§ **Given data**:
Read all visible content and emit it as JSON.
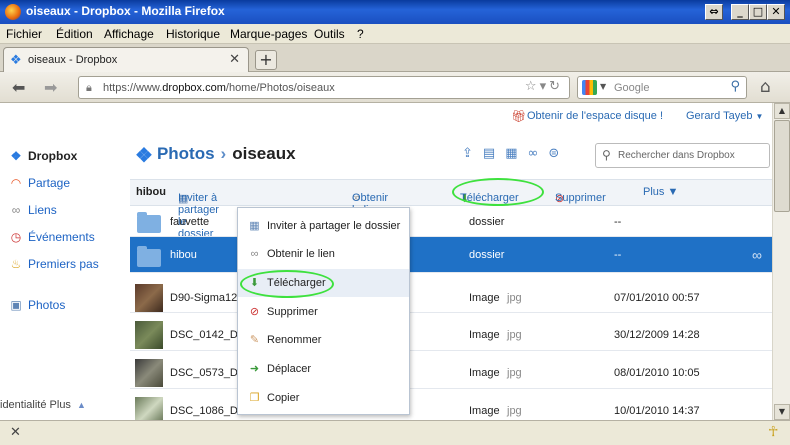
{
  "window": {
    "title": "oiseaux - Dropbox - Mozilla Firefox",
    "buttons": [
      "⇔",
      "_",
      "□",
      "✕"
    ]
  },
  "menu": [
    "Fichier",
    "Édition",
    "Affichage",
    "Historique",
    "Marque-pages",
    "Outils",
    "?"
  ],
  "tab": {
    "label": "oiseaux - Dropbox",
    "close": "✕",
    "new": "+"
  },
  "nav": {
    "url_prefix": "https://www.",
    "url_domain": "dropbox.com",
    "url_path": "/home/Photos/oiseaux",
    "search_placeholder": "Google"
  },
  "top": {
    "space_link": "Obtenir de l'espace disque !",
    "user": "Gerard Tayeb",
    "user_caret": "▼"
  },
  "sidebar": {
    "items": [
      {
        "label": "Dropbox",
        "icon": "dropbox-icon"
      },
      {
        "label": "Partage",
        "icon": "rainbow-icon"
      },
      {
        "label": "Liens",
        "icon": "link-icon"
      },
      {
        "label": "Événements",
        "icon": "clock-icon"
      },
      {
        "label": "Premiers pas",
        "icon": "cake-icon"
      },
      {
        "label": "Photos",
        "icon": "photo-icon"
      }
    ],
    "footer": "identialité Plus",
    "footer_caret": "▲"
  },
  "breadcrumb": {
    "root": "Photos",
    "sep": "›",
    "current": "oiseaux"
  },
  "search_dropbox_placeholder": "Rechercher dans Dropbox",
  "actionbar": {
    "selected": "hibou",
    "share": "Inviter à partager le dossier",
    "link": "Obtenir le lien",
    "download": "Télécharger",
    "delete": "Supprimer",
    "more": "Plus ▼"
  },
  "files": [
    {
      "name": "fauvette",
      "kind": "dossier",
      "ext": "",
      "date": "--",
      "type": "folder"
    },
    {
      "name": "hibou",
      "kind": "dossier",
      "ext": "",
      "date": "--",
      "type": "folder",
      "selected": true
    },
    {
      "name": "D90-Sigma120",
      "kind": "Image",
      "ext": "jpg",
      "date": "07/01/2010 00:57",
      "type": "image"
    },
    {
      "name": "DSC_0142_Dx6",
      "kind": "Image",
      "ext": "jpg",
      "date": "30/12/2009 14:28",
      "type": "image"
    },
    {
      "name": "DSC_0573_Dx6",
      "kind": "Image",
      "ext": "jpg",
      "date": "08/01/2010 10:05",
      "type": "image"
    },
    {
      "name": "DSC_1086_Dx6",
      "kind": "Image",
      "ext": "jpg",
      "date": "10/01/2010 14:37",
      "type": "image"
    }
  ],
  "context_menu": [
    {
      "label": "Inviter à partager le dossier",
      "icon": "share-icon"
    },
    {
      "label": "Obtenir le lien",
      "icon": "link-icon"
    },
    {
      "label": "Télécharger",
      "icon": "download-icon",
      "hover": true
    },
    {
      "label": "Supprimer",
      "icon": "delete-icon"
    },
    {
      "label": "Renommer",
      "icon": "rename-icon"
    },
    {
      "label": "Déplacer",
      "icon": "move-icon"
    },
    {
      "label": "Copier",
      "icon": "copy-icon"
    }
  ],
  "colors": {
    "link": "#2a6ab3",
    "selected_row": "#1f71c6",
    "highlight_ring": "#3ee13e"
  }
}
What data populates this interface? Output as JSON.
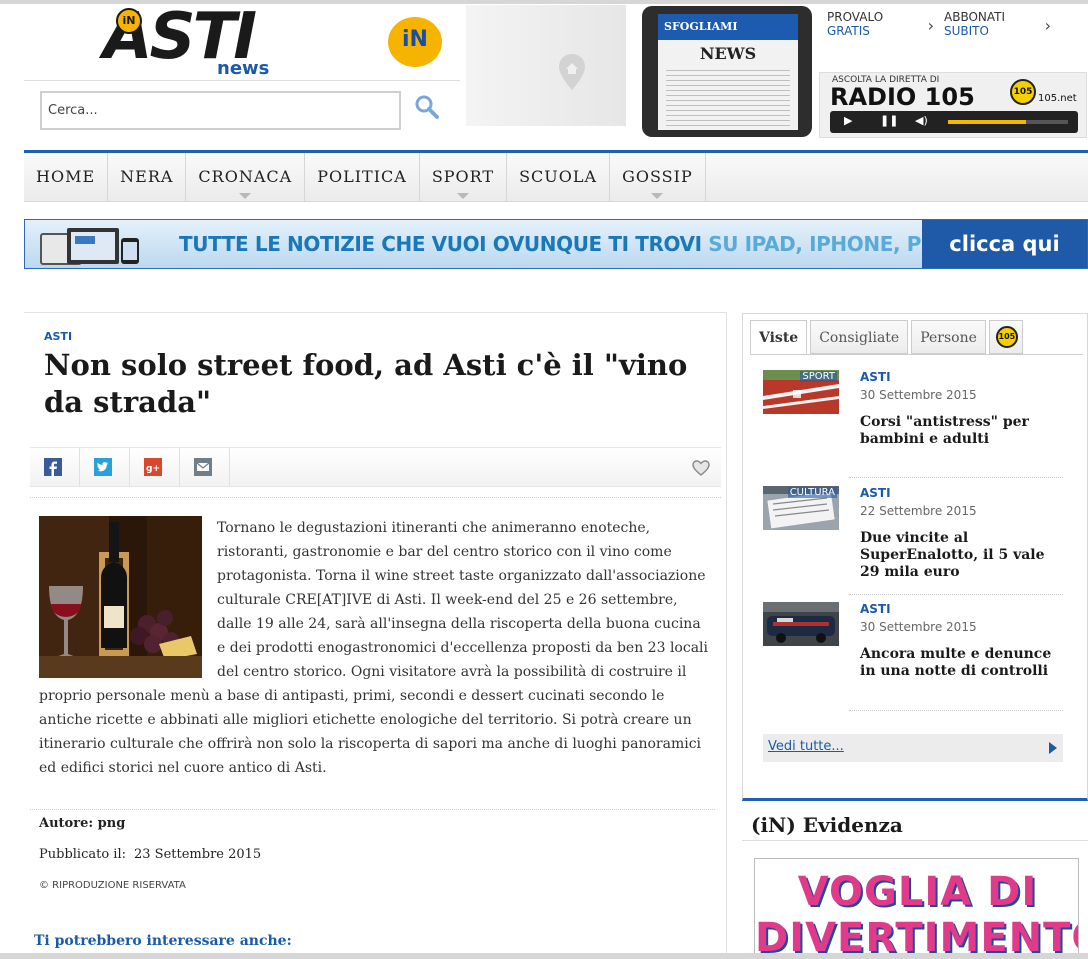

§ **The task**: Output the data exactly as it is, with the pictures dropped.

§ **Answer to this exercise**:
Read all visible content and emit it as JSON.
{
  "window": {
    "title": "oiseaux - Dropbox - Mozilla Firefox",
    "buttons": [
      "⇔",
      "_",
      "□",
      "✕"
    ]
  },
  "menu": [
    "Fichier",
    "Édition",
    "Affichage",
    "Historique",
    "Marque-pages",
    "Outils",
    "?"
  ],
  "tab": {
    "label": "oiseaux - Dropbox",
    "close": "✕",
    "new": "+"
  },
  "nav": {
    "url_prefix": "https://www.",
    "url_domain": "dropbox.com",
    "url_path": "/home/Photos/oiseaux",
    "search_placeholder": "Google"
  },
  "top": {
    "space_link": "Obtenir de l'espace disque !",
    "user": "Gerard Tayeb",
    "user_caret": "▼"
  },
  "sidebar": {
    "items": [
      {
        "label": "Dropbox",
        "icon": "dropbox-icon"
      },
      {
        "label": "Partage",
        "icon": "rainbow-icon"
      },
      {
        "label": "Liens",
        "icon": "link-icon"
      },
      {
        "label": "Événements",
        "icon": "clock-icon"
      },
      {
        "label": "Premiers pas",
        "icon": "cake-icon"
      },
      {
        "label": "Photos",
        "icon": "photo-icon"
      }
    ],
    "footer": "identialité Plus",
    "footer_caret": "▲"
  },
  "breadcrumb": {
    "root": "Photos",
    "sep": "›",
    "current": "oiseaux"
  },
  "search_dropbox_placeholder": "Rechercher dans Dropbox",
  "actionbar": {
    "selected": "hibou",
    "share": "Inviter à partager le dossier",
    "link": "Obtenir le lien",
    "download": "Télécharger",
    "delete": "Supprimer",
    "more": "Plus ▼"
  },
  "files": [
    {
      "name": "fauvette",
      "kind": "dossier",
      "ext": "",
      "date": "--",
      "type": "folder"
    },
    {
      "name": "hibou",
      "kind": "dossier",
      "ext": "",
      "date": "--",
      "type": "folder",
      "selected": true
    },
    {
      "name": "D90-Sigma120",
      "kind": "Image",
      "ext": "jpg",
      "date": "07/01/2010 00:57",
      "type": "image"
    },
    {
      "name": "DSC_0142_Dx6",
      "kind": "Image",
      "ext": "jpg",
      "date": "30/12/2009 14:28",
      "type": "image"
    },
    {
      "name": "DSC_0573_Dx6",
      "kind": "Image",
      "ext": "jpg",
      "date": "08/01/2010 10:05",
      "type": "image"
    },
    {
      "name": "DSC_1086_Dx6",
      "kind": "Image",
      "ext": "jpg",
      "date": "10/01/2010 14:37",
      "type": "image"
    }
  ],
  "context_menu": [
    {
      "label": "Inviter à partager le dossier",
      "icon": "share-icon"
    },
    {
      "label": "Obtenir le lien",
      "icon": "link-icon"
    },
    {
      "label": "Télécharger",
      "icon": "download-icon",
      "hover": true
    },
    {
      "label": "Supprimer",
      "icon": "delete-icon"
    },
    {
      "label": "Renommer",
      "icon": "rename-icon"
    },
    {
      "label": "Déplacer",
      "icon": "move-icon"
    },
    {
      "label": "Copier",
      "icon": "copy-icon"
    }
  ],
  "colors": {
    "link": "#2a6ab3",
    "selected_row": "#1f71c6",
    "highlight_ring": "#3ee13e"
  }
}
What data populates this interface? Output as JSON.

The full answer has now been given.